0414 GMT November 22, 2019
That’s the conclusion investors are reaching as the Federal Reserve and its counterparts in Japan and the euro area convene for pivotal meetings this week amid signs the world economy is ushering in a new period of easier monetary policy.
“We all worry about slow growth,” Tony Crescenzi, market strategist at Pacific Investment Management Co., told Bloomberg Television on Friday.
“We would project that interest rates for central banks will stay low for at least the next five years.”
What Pimco has long dubbed the ‘new normal’ is reflected in calculations by JPMorgan Chase & Co. economists. Their measure of the average global interest rate reached a high of 2.82 percent in early February.
Having once expected it to end the year at three percent, they now see it falling to 2.5 percent in December, led by cuts from the Fed. Russia, India, Chile and Australia are among those to have already loosened policy.
JPMorgan sees its measure of the average global interest rate at 2.5 percent in December.
Behind the reversal are escalating trade wars, skittish financial markets, weakening demand and soggy inflation.
Bloomberg economist Dan Hanson’s nowcast shows global growth running at 2.6 percent in the second quarter, down from 4.7 percent at the start of 2018. Structural trends such as rising debt and aging populations will also serve to contain borrowing costs.

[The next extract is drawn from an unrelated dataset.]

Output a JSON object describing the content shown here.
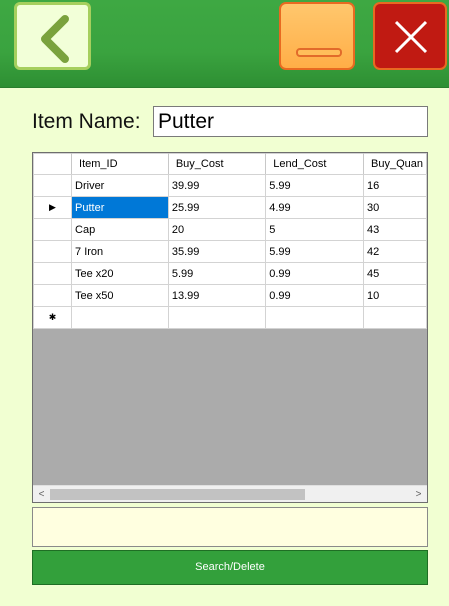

The key questions for the central bankers are when they will start cutting and how deeply can they actually go as they again seek to rescue economies with less ammunition than they once had and with governments preoccupied by clashes over trade and lacking the willingness to loosen budgets.
Insight will hopefully come on Wednesday when Fed Chairman Jerome Powell and colleagues conclude their latest round of policy discussions. Investors are primed for them to indicate a willingness to cut the US benchmark in coming months.
There remains division over the outlook. Deutsche Bank AG sees action in July, while JPMorgan is saying September. Goldman Sachs Group Inc. joins Bloomberg Economics and Citigroup Inc. in reckoning the Fed will merely stay steady through 2019.
At least the Fed created room for stimulus by hiking rates in recent years. That’s more than can be said of the European Central Bank and Bank of Japan whose interest rates remain in negative territory.
ECB President Mario Draghi and colleagues gather from June 17 for a conference in the Portuguese town Sintra, while Governor Haruhiko Kuroda and fellow BoJ policy makers meet on Thursday with no change expected.
Other central banks meeting next week include those of the UK, Brazil, Indonesia and the Philippines. Interestingly, the Norges Bank may buck the trend by hiking rates on Thursday.